      I wasn’t at the game, but what I am reading about the experience is just plain inspiring. Perhaps there is hope for our society after all.

  6. Alleykat16

    To be honest I’ve never heard a CATS fan say the C-A-T-S cheer was boarder line obnoxious that’s just plan rude. But they do have a great fan base unlike some of ours that think our most noticable cheer is obnoxious. GIG’EM

  7. mgilkey13

    I have to echo everything Nick says. I’d never been to Texas A&M, though I knew about the “12th Man” and I was stoked about this trip. Having been to most of the major SEC venues, and dozens more out of conference, I have to say that Texas A&M was the most welcoming experience, and right at the top of the best overall atmospheres to any CF stadium inside and out
    , that I’ve ever attended. (Oxford, Tuscaloosa are right there).

    We were constantly (and sincerely) welcomed to the town, stadium, etc. and, sit down for this, people ENGAGED in conversation!! Can you believe in the year of our Lord 2018 they actually SPOKE with strangers instead of annoying them and he king fantasy football or Facebook?? What’s more, then every single group we encountered offered/provided food/alcohol at a grand sum total of zero dollars. All day long and into the late late night. I literally did not pay for lunch or a single drink for me or my wife all saturday. And I offered every time but was refused.

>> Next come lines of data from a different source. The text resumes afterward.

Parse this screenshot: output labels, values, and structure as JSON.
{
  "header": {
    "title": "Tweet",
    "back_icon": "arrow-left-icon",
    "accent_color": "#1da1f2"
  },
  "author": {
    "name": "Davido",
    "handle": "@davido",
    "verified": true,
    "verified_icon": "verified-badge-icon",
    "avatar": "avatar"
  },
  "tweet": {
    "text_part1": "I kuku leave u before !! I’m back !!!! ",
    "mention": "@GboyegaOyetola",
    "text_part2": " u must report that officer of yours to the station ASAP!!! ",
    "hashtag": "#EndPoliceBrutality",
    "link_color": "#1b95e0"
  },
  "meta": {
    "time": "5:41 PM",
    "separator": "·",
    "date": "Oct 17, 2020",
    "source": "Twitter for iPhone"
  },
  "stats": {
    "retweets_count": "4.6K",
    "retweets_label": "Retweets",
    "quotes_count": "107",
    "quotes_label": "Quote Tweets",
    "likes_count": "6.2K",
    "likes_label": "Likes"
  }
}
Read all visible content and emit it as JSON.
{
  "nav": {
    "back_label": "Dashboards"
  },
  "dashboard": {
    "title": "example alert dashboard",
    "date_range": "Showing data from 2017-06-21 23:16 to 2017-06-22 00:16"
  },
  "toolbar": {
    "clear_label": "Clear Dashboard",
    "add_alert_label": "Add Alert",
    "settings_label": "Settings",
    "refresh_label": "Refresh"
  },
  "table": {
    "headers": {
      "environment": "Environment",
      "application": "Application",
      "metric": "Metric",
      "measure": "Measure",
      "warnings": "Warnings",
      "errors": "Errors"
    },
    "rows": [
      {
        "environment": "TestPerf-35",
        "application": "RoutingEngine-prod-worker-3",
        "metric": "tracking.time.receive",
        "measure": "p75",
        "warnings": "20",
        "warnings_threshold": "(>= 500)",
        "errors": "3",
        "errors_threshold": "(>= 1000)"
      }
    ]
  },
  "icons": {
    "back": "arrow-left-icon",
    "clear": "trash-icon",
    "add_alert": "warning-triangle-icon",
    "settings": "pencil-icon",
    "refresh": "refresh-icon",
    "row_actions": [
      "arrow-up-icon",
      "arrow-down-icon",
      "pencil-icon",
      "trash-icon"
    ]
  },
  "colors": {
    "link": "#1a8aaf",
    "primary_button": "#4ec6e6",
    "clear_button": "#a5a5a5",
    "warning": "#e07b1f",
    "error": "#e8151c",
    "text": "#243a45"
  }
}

    Also the loudest stadium I’ve ever been in as well as the most respectful to opposing fans. Because I’m a loud, unabashed fan, and I was loud too when the Cats defense made their plays and was in a heavily populated maroon and white lower level section with literally one other UK fan anywhere in sight – my lovely wife. But though we cheered loudly for the CATS and we were surely silently shunned – say that five times fast – but not a single negative remark was made to us at all the whole game, and then we were even thanked for being there. It was a parade of handshakes, but not like Pleasantville weird. Even in OT the guys besides us simply asked, “What do you think will happen?” Complete respect.

    I for one will return to A&M and will add them to my “teams to root for that aren’t named Kentucky” list (which isn’t nearly as long as this post has become). I hope all of BBN can make it down at some point. I will def be back.

    For those in Aggieland, thanks for the hospitality- that’s what college football is supposed to be all about!

  8. kpfaught25

    This is one of the best pieces I have read from an opposing view. Thank you for portraying our values and traditions so well. I come from a long legacy of Aggies and have been drinking the Kool-aid since birth. My great-great grandfather graduated in 1916 and I graduated in 2016, making me a 5th generation. I am beyond proud of my school and want to take everyone I can to College Station to experience this exact thing. Please do not stop coming, we love to have you guys! You are always welcome in Aggieland.